Inle Lake, a place so beautiful and serene, was perhaps the jewel of our Myanmar trip. After navigating Yangon's domestic airport check-in, hanging around in the single room departure lounge, the hour flight keeping a 3-year old entertained, and a 40-minute bumpy journey in an ancient minivan, my first thought upon seeing the lake was 'wow'.
Technically, I couldn't see the lake itself but rather a series of man-made canals that led to the lake. Ringed by mountains and dotted with paddy fields in which buffalos grazed with their soft tinkling bells, it held an incredible peacefulness.
We stayed at the Pristine Lotus, an upmarket resort-style hotel, due partly to our late booking and partly because we knew, with small kids, that we'd be hanging out there more than most guests.
Every day, though, we went out in wooden longboats. The kids loved it, especially 5-year old Maya, who sat up front. Lara took longer to convince and sat with me, my arms firmly around her. There were lifejackets and the boats themselves were very solid. Here are some photos of this beautiful part of Myanmar.

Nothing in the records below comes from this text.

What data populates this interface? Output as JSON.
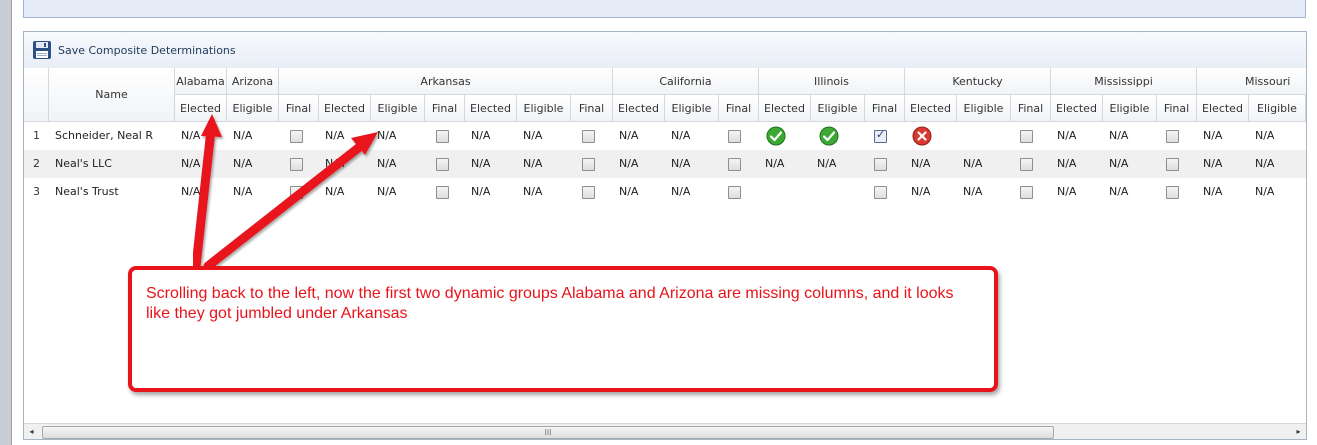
{
  "toolbar": {
    "save_label": "Save Composite Determinations",
    "save_icon": "floppy-disk-icon"
  },
  "header": {
    "name_label": "Name",
    "groups": [
      "Alabama",
      "Arizona",
      "Arkansas",
      "California",
      "Illinois",
      "Kentucky",
      "Mississippi",
      "Missouri"
    ],
    "subcols": {
      "elected": "Elected",
      "eligible": "Eligible",
      "final": "Final"
    }
  },
  "rows": [
    {
      "num": "1",
      "name": "Schneider, Neal R",
      "na": "N/A"
    },
    {
      "num": "2",
      "name": "Neal's LLC",
      "na": "N/A"
    },
    {
      "num": "3",
      "name": "Neal's Trust",
      "na": "N/A"
    }
  ],
  "status_icons": {
    "ok": "green-check-icon",
    "error": "red-x-icon"
  },
  "colors": {
    "annotation_red": "#e8141a",
    "header_border": "#d3d8df",
    "alt_row": "#f0f0f0"
  },
  "callout": {
    "text": "Scrolling back to the left, now the first two dynamic groups Alabama and Arizona are missing columns, and it looks like they got jumbled under Arkansas"
  },
  "scrollbar": {
    "grip": "III",
    "left_arrow": "◂",
    "right_arrow": "▸"
  }
}
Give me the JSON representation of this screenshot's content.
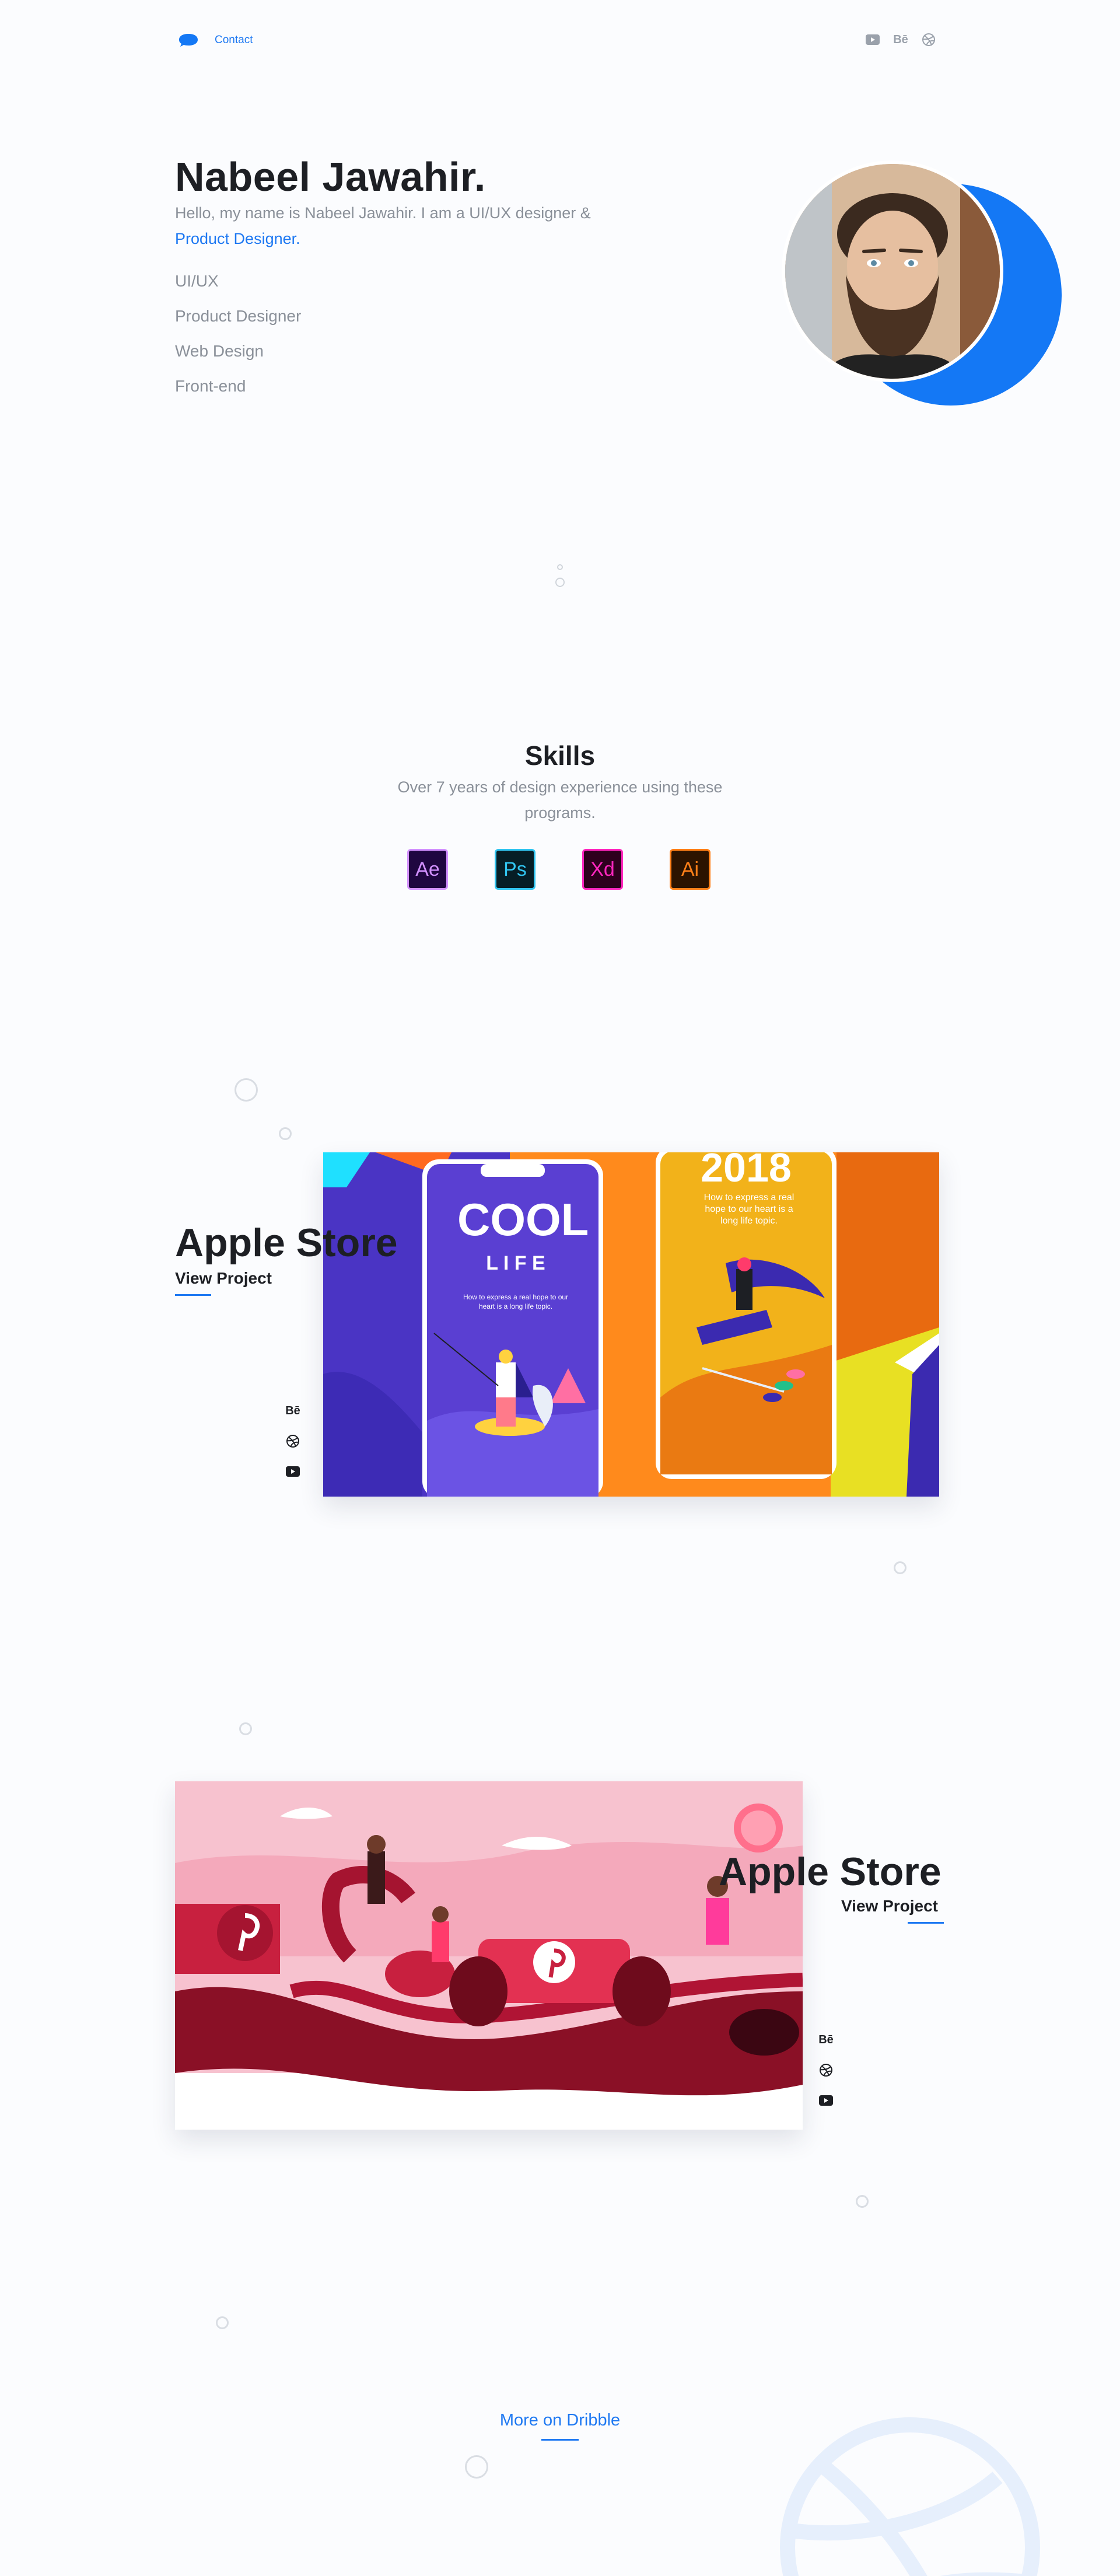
{
  "header": {
    "contact_label": "Contact",
    "icons": [
      "youtube-icon",
      "behance-icon",
      "dribbble-icon"
    ],
    "behance_text": "Bē"
  },
  "hero": {
    "name": "Nabeel Jawahir.",
    "intro": "Hello, my name is Nabeel Jawahir. I am a UI/UX designer & ",
    "intro_accent": "Product Designer.",
    "roles": [
      "UI/UX",
      "Product Designer",
      "Web Design",
      "Front-end"
    ]
  },
  "skills": {
    "title": "Skills",
    "description": "Over 7 years of design experience using these programs.",
    "programs": [
      {
        "abbr": "Ae",
        "bg": "#1f0740",
        "fg": "#d291ff"
      },
      {
        "abbr": "Ps",
        "bg": "#061e26",
        "fg": "#31c5f0"
      },
      {
        "abbr": "Xd",
        "bg": "#2e001e",
        "fg": "#ff26be"
      },
      {
        "abbr": "Ai",
        "bg": "#2c1300",
        "fg": "#ff7f18"
      }
    ]
  },
  "projects": [
    {
      "title": "Apple Store",
      "link_label": "View Project",
      "card_text": {
        "cool": "COOL",
        "life": "L I F E",
        "year": "2018",
        "caption_left": "How to express a real hope to our heart is a long life topic.",
        "caption_right": "How to express a real hope to our heart is a long life topic."
      },
      "social": [
        "behance-icon",
        "dribbble-icon",
        "youtube-icon"
      ]
    },
    {
      "title": "Apple Store",
      "link_label": "View Project",
      "social": [
        "behance-icon",
        "dribbble-icon",
        "youtube-icon"
      ]
    }
  ],
  "footer": {
    "more_label": "More on Dribble"
  },
  "colors": {
    "accent": "#1d78f2",
    "moon": "#1478f5",
    "muted_text": "#8a9099"
  }
}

Although Inle Lake was beautiful, peaceful and clearly a tourist favourite, it was also a poignant reminder of Myanmar's poverty. People were living, working and washing their clothes here in the wooden stilt houses we marvelled at from our boats. I tried to imagine how it might be if tourists drove around my street in Canberra, snapping photos at me hanging out the washing or walking the dog. Pretty weird.
It also made me feel quite happy about giving an elderly fisherman 1,000 kyats ($US1) when he obligingly posed for us. He has, after all, fished these waters for decades, why not kick back and take advantage of the tourist trade.
Who knows what Inle Lake may be like in 10 years time. Hopefully still as endlessly beautiful though.
Have you been to Myanmar? What was your favourite part?